Morning dawns cold and cloudy and the air has a familiar heavy moisture that forewarns of the approaching coast.  The Nestucca picks up tributaries from the surrounding hills and grows steeper and wider as we descend into clearing skies.  Beaver Oregon arrives and we stop for a snack at the small town grocery.  Adjacent to the cooler where I choose between chocolate or strawberry milk, boxes of ammunition, Glock handguns and AR-15 assault rifles line the walls.  I can only imagine what a traveler foreign to our strange cultural icons must think when he stops in a roadside market for potato chips and a coke and encounters the armory of weapons available to average citizen of this country.  I somehow doubt this was the intention of our forefathers. 
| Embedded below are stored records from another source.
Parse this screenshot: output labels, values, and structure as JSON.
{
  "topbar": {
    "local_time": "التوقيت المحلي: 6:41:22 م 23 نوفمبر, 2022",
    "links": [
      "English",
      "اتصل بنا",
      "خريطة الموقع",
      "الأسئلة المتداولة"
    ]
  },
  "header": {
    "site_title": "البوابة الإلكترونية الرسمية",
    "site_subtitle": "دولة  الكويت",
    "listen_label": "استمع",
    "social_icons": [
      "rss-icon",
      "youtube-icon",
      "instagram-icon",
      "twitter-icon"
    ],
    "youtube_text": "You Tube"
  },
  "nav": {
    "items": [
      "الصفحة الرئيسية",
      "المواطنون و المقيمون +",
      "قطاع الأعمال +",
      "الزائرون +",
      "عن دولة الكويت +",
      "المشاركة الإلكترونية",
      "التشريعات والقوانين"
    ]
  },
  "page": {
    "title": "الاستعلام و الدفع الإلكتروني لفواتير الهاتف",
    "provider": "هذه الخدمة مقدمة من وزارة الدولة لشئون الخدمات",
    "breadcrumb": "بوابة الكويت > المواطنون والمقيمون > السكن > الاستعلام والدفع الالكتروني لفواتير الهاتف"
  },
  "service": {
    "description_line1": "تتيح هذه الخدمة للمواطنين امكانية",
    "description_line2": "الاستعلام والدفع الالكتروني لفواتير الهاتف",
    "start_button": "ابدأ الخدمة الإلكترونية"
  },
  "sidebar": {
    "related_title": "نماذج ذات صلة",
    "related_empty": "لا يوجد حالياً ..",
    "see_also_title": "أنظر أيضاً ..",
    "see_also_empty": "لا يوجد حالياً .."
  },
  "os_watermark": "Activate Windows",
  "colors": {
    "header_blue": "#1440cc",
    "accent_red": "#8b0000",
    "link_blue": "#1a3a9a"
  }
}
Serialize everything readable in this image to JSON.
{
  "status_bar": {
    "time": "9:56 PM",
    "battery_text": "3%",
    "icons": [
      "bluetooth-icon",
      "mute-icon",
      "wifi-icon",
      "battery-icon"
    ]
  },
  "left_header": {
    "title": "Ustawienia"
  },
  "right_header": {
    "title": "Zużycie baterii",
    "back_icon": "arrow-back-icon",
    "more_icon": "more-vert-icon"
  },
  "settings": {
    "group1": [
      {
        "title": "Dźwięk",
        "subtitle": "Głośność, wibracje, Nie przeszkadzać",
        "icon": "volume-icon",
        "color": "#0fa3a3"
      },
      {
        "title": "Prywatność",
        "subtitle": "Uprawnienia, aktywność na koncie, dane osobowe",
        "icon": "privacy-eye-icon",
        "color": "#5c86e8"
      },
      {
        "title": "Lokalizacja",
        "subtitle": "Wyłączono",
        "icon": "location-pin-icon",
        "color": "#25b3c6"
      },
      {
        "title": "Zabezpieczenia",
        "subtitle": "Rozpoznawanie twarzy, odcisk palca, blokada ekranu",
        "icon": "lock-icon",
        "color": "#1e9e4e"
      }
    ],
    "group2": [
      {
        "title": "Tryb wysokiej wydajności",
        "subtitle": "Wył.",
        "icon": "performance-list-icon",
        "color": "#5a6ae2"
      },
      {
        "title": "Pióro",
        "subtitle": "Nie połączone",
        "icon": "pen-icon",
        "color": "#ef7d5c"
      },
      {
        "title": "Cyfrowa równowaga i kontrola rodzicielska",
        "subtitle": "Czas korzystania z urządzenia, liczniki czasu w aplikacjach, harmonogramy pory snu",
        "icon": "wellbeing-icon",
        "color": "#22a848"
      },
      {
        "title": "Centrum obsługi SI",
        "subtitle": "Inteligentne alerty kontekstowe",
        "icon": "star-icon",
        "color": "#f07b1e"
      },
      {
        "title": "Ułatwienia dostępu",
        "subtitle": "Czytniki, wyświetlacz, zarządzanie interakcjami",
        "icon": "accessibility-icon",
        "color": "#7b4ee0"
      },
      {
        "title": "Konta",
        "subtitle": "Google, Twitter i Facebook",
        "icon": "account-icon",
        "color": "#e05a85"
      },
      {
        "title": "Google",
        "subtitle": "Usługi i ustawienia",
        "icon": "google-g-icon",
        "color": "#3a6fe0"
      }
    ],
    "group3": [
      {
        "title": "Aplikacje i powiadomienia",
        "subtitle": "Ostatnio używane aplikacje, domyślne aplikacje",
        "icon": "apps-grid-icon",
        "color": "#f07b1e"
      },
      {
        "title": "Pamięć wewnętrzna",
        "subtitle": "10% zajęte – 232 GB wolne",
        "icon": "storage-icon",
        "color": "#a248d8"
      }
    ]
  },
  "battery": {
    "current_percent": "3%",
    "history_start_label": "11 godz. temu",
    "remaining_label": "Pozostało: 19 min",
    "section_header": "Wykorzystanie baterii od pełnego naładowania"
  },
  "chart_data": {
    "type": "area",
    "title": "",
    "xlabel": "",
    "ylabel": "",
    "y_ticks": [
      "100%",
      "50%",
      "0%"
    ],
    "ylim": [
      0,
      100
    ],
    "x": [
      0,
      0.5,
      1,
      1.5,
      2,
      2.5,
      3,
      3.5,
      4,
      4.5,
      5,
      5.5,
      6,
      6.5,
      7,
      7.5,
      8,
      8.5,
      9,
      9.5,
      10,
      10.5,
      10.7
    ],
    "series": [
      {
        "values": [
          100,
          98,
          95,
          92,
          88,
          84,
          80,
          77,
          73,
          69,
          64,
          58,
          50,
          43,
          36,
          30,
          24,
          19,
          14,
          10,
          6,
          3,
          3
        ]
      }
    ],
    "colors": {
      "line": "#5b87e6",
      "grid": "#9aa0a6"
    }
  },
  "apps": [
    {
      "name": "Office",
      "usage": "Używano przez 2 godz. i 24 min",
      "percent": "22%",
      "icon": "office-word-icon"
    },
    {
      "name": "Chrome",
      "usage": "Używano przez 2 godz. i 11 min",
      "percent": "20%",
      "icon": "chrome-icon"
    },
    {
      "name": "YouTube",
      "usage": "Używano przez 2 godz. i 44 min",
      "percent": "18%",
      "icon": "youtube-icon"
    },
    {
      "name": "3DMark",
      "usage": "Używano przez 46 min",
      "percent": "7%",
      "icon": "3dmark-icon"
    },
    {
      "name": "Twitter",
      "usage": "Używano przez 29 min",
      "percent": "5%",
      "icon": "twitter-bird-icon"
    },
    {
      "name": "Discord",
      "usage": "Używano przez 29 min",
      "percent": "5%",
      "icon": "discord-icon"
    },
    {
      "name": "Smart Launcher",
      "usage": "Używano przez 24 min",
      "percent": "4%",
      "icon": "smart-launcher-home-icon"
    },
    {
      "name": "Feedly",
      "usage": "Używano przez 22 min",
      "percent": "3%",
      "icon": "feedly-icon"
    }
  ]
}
Highway 101 into Cloverdale  and a rural bypass road follows the twisting Nestucca River west ever closer to ocean.  The heavy smell of the Pacific greets my nose before my eyes fix on the white sand beaches of Pacific City and the vast emptiness of blue stretching beyond into the horizon.  Jenny and I celebrate our ocean arrival with a beer and nap on the beach.

We turn south and the wind blows hard on our backs; we sail into the town Neskowin.  We cruise the vast miles of beach houses and push our bikes through a quarter mile of sand to perch our tent hidden among thick junipers overlooking the ocean and are rewarded for the effort with a magical sunset and the report of crashing waves lulling us to deep sleep.

Marine clouds swallow the morning and the strong north wind blows sand through every recess of our gear and bodies alike. A morning routine of several cups of strong coffee motivate us to the road and the wind carries us further south through dried up coastal towns filled motels and diners that must have seen better days.   The traffic along 101 remains steady and the shoulders reasonable as we pedal into the clearing afternoon sun.  We camp hidden among the tall seaside grass of Beaver Creek.  

In the morning we wake early under grey skies and a cold wind.  We roll south a few miles to Waldport and stop for more hot caffeinated motivation.  We meet a young touring cyclist from Port Townsend and team up with Ryann for a spectacular stretch of coast riding into Florence and Honeyman State Park.  Meeting folks on the road fired up about their journey renews my own enthusiasm for the the adventure that Jen and I are on.  Cyclist share isolated biker/hiker sites in Oregon State Parks and a sense of comradaderie permeates the atmosphere.  The common link of bicycles puts everyone on the same team and it is hard to imagine folks in SUV's get to know fellow traveler well enough to exchange hugs and contact information upon departure.  Despite the inherent difficulties and dangers of travel by bicycle, there is something special about it that defies explanation.   Bikes are a great equalizer and create fast friends out of people from vastly divergent walks of life. 

I celebrate my 36th birthday today and feel privileged to share it in the company of my wonderful wife living life as simply as I am able and fulfilling a longtime dream.  Wednesday will mark three weeks on the road for Jen and I.  Spirits are high and our not-so-young bodies are holding up reasonably well.  Tomorrow we head south into the great coastal sand dunes of Oregon with our eyes towards California and the rhythm of the road drumming steadily on our hearts.

Kloshe Konaway,
Kloshe Nanitch,